*** Begin section ***

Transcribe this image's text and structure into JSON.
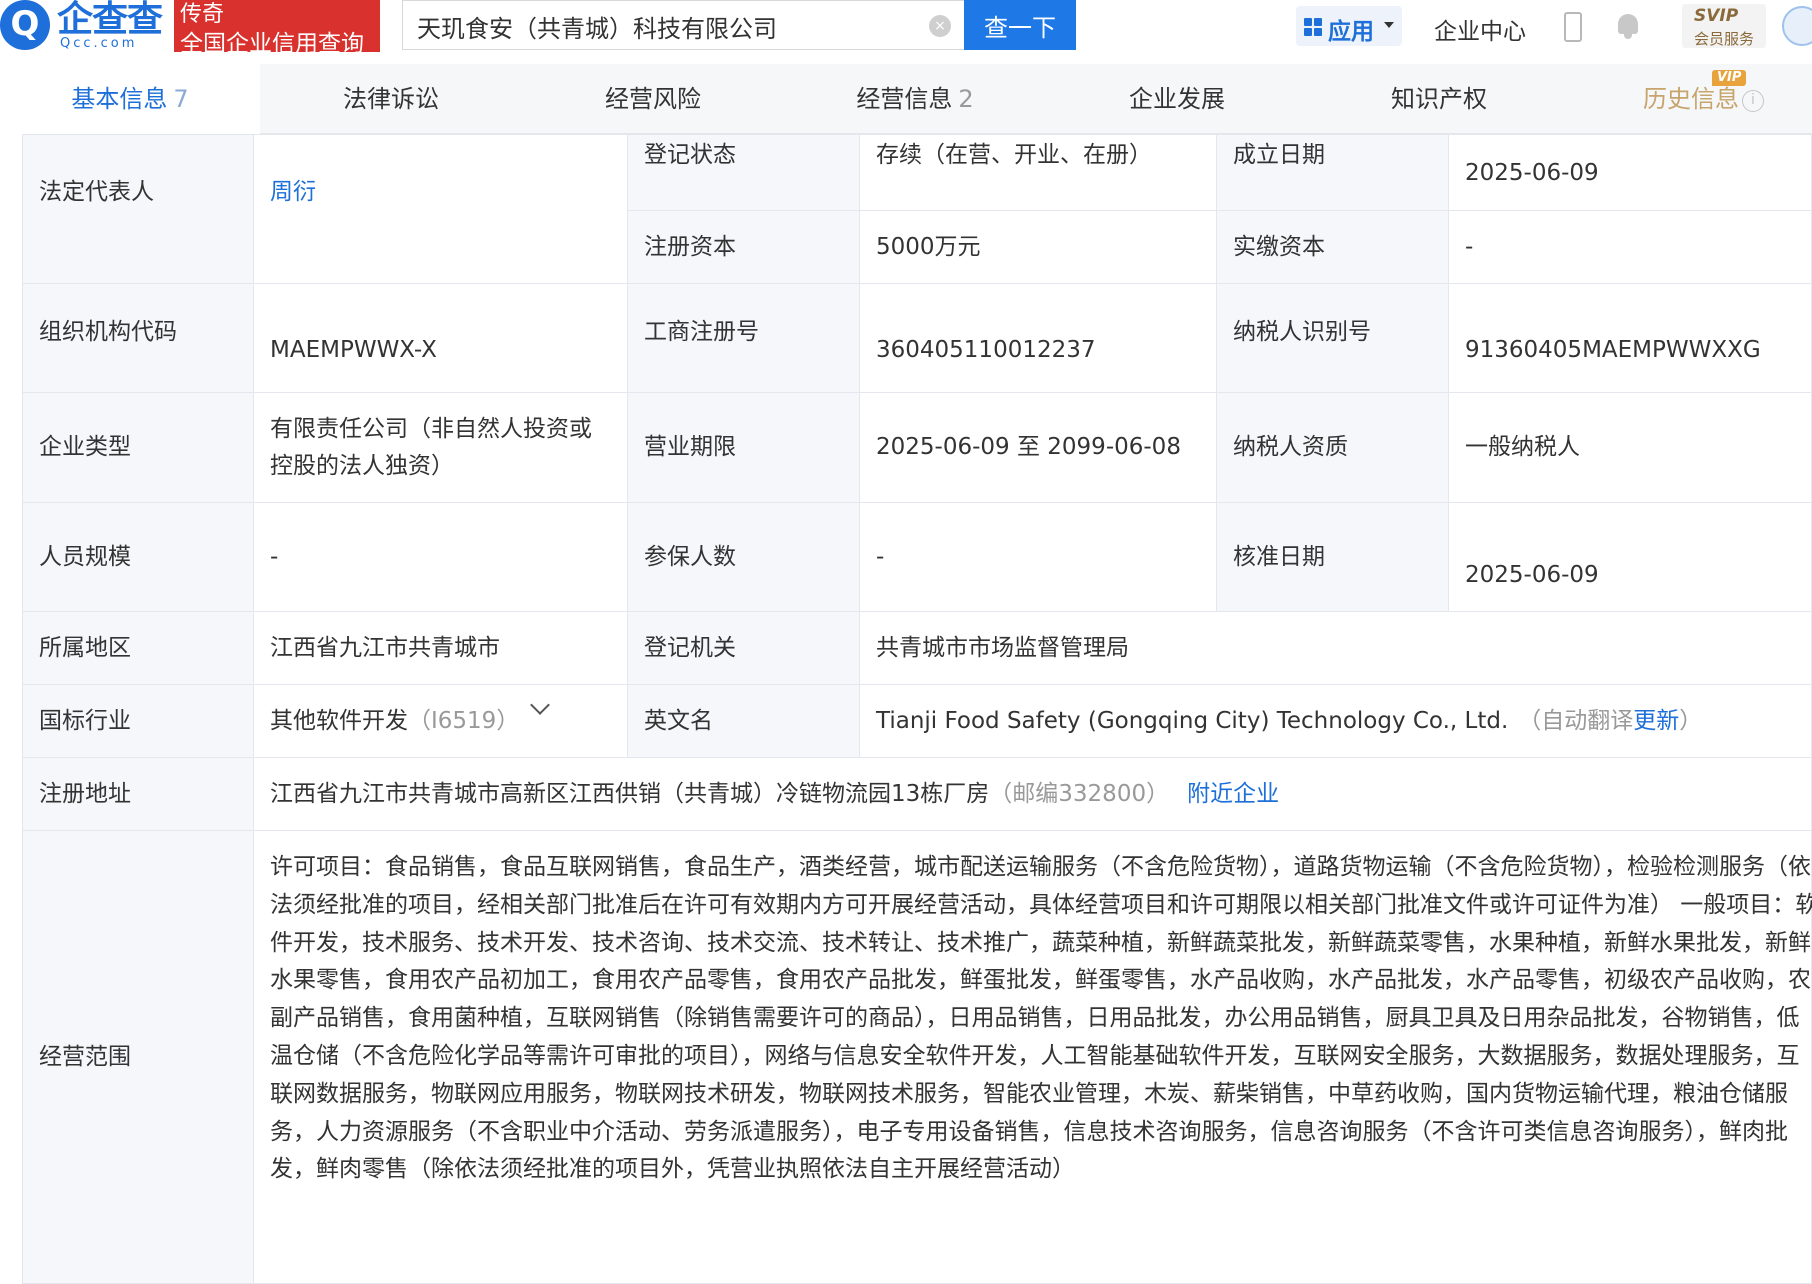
{
  "header": {
    "logo_symbol": "Q",
    "logo_cn": "企查查",
    "logo_en": "Qcc.com",
    "logo_badge_line1": "传奇",
    "logo_badge_line2": "全国企业信用查询",
    "search_value": "天玑食安（共青城）科技有限公司",
    "clear_symbol": "×",
    "search_button": "查一下",
    "apps_label": "应用",
    "enterprise_center": "企业中心",
    "svip_title": "SVIP",
    "svip_sub": "会员服务"
  },
  "tabs": [
    {
      "label": "基本信息",
      "count": "7"
    },
    {
      "label": "法律诉讼",
      "count": ""
    },
    {
      "label": "经营风险",
      "count": ""
    },
    {
      "label": "经营信息",
      "count": "2"
    },
    {
      "label": "企业发展",
      "count": ""
    },
    {
      "label": "知识产权",
      "count": ""
    },
    {
      "label": "历史信息",
      "count": ""
    }
  ],
  "vip_tag": "VIP",
  "help_symbol": "i",
  "info": {
    "legal_rep_label": "法定代表人",
    "legal_rep_value": "周衍",
    "reg_status_label": "登记状态",
    "reg_status_value": "存续（在营、开业、在册）",
    "found_date_label": "成立日期",
    "found_date_value": "2025-06-09",
    "reg_capital_label": "注册资本",
    "reg_capital_value": "5000万元",
    "paid_capital_label": "实缴资本",
    "paid_capital_value": "-",
    "org_code_label": "组织机构代码",
    "org_code_value": "MAEMPWWX-X",
    "biz_reg_no_label": "工商注册号",
    "biz_reg_no_value": "360405110012237",
    "taxpayer_id_label": "纳税人识别号",
    "taxpayer_id_value": "91360405MAEMPWWXXG",
    "ent_type_label": "企业类型",
    "ent_type_value_line1": "有限责任公司（非自然人投资或",
    "ent_type_value_line2": "控股的法人独资）",
    "biz_term_label": "营业期限",
    "biz_term_value": "2025-06-09 至 2099-06-08",
    "taxpayer_qual_label": "纳税人资质",
    "taxpayer_qual_value": "一般纳税人",
    "staff_size_label": "人员规模",
    "staff_size_value": "-",
    "insured_label": "参保人数",
    "insured_value": "-",
    "approve_date_label": "核准日期",
    "approve_date_value": "2025-06-09",
    "region_label": "所属地区",
    "region_value": "江西省九江市共青城市",
    "reg_authority_label": "登记机关",
    "reg_authority_value": "共青城市市场监督管理局",
    "industry_label": "国标行业",
    "industry_value": "其他软件开发",
    "industry_code": "（I6519）",
    "english_name_label": "英文名",
    "english_name_value": "Tianji Food Safety (Gongqing City) Technology Co., Ltd.",
    "auto_translate_prefix": "（自动翻译",
    "update_link": "更新",
    "auto_translate_suffix": "）",
    "address_label": "注册地址",
    "address_value": "江西省九江市共青城市高新区江西供销（共青城）冷链物流园13栋厂房",
    "postcode": "（邮编332800）",
    "nearby_link": "附近企业",
    "scope_label": "经营范围",
    "scope_value": "许可项目：食品销售，食品互联网销售，食品生产，酒类经营，城市配送运输服务（不含危险货物），道路货物运输（不含危险货物），检验检测服务（依法须经批准的项目，经相关部门批准后在许可有效期内方可开展经营活动，具体经营项目和许可期限以相关部门批准文件或许可证件为准） 一般项目：软件开发，技术服务、技术开发、技术咨询、技术交流、技术转让、技术推广，蔬菜种植，新鲜蔬菜批发，新鲜蔬菜零售，水果种植，新鲜水果批发，新鲜水果零售，食用农产品初加工，食用农产品零售，食用农产品批发，鲜蛋批发，鲜蛋零售，水产品收购，水产品批发，水产品零售，初级农产品收购，农副产品销售，食用菌种植，互联网销售（除销售需要许可的商品），日用品销售，日用品批发，办公用品销售，厨具卫具及日用杂品批发，谷物销售，低温仓储（不含危险化学品等需许可审批的项目），网络与信息安全软件开发，人工智能基础软件开发，互联网安全服务，大数据服务，数据处理服务，互联网数据服务，物联网应用服务，物联网技术研发，物联网技术服务，智能农业管理，木炭、薪柴销售，中草药收购，国内货物运输代理，粮油仓储服务，人力资源服务（不含职业中介活动、劳务派遣服务），电子专用设备销售，信息技术咨询服务，信息咨询服务（不含许可类信息咨询服务），鲜肉批发，鲜肉零售（除依法须经批准的项目外，凭营业执照依法自主开展经营活动）"
  }
}
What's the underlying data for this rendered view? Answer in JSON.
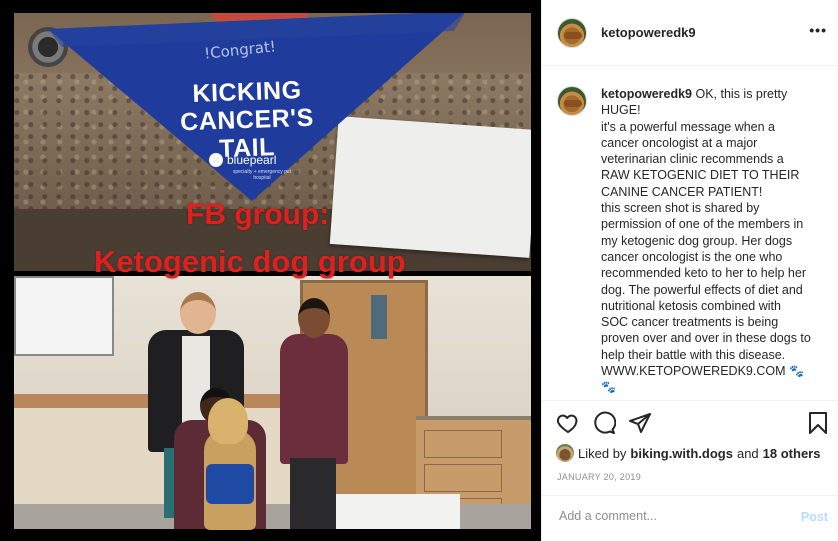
{
  "photo": {
    "bandana_congrats": "!Congrat!",
    "bandana_line1": "KICKING",
    "bandana_line2": "CANCER'S",
    "bandana_line3": "TAIL",
    "bandana_brand": "bluepearl",
    "bandana_brand_sub": "specialty + emergency pet hospital",
    "overlay_line1": "FB group:",
    "overlay_line2": "Ketogenic dog group"
  },
  "header": {
    "username": "ketopoweredk9",
    "more_label": "•••"
  },
  "caption": {
    "username": "ketopoweredk9",
    "lines": [
      "OK, this is pretty HUGE!",
      "it's a powerful message when a cancer oncologist at a major veterinarian clinic recommends a RAW KETOGENIC DIET TO THEIR CANINE CANCER PATIENT!",
      "this screen shot is shared by permission of one of the members in my ketogenic dog group. Her dogs cancer oncologist is the one who recommended keto to her to help her dog. The powerful effects of diet and nutritional ketosis combined with SOC cancer treatments is being proven over and over in these dogs to help their battle with this disease.",
      "WWW.KETOPOWEREDK9.COM"
    ],
    "emoji": "🐾"
  },
  "likes": {
    "prefix": "Liked by",
    "user": "biking.with.dogs",
    "and": "and",
    "others": "18 others"
  },
  "date": "JANUARY 20, 2019",
  "comment_box": {
    "placeholder": "Add a comment...",
    "post_label": "Post"
  },
  "icons": [
    "heart-icon",
    "comment-icon",
    "share-icon",
    "bookmark-icon",
    "more-icon"
  ]
}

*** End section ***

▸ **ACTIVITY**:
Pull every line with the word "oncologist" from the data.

▸ **EXERCISE RESULT**:
      "it's a powerful message when a cancer oncologist at a major veterinarian clinic recommends a RAW KETOGENIC DIET TO THEIR CANINE CANCER PATIENT!",
      "this screen shot is shared by permission of one of the members in my ketogenic dog group. Her dogs cancer oncologist is the one who recommended keto to her to help her dog. The powerful effects of diet and nutritional ketosis combined with SOC cancer treatments is being proven over and over in these dogs to help their battle with this disease.",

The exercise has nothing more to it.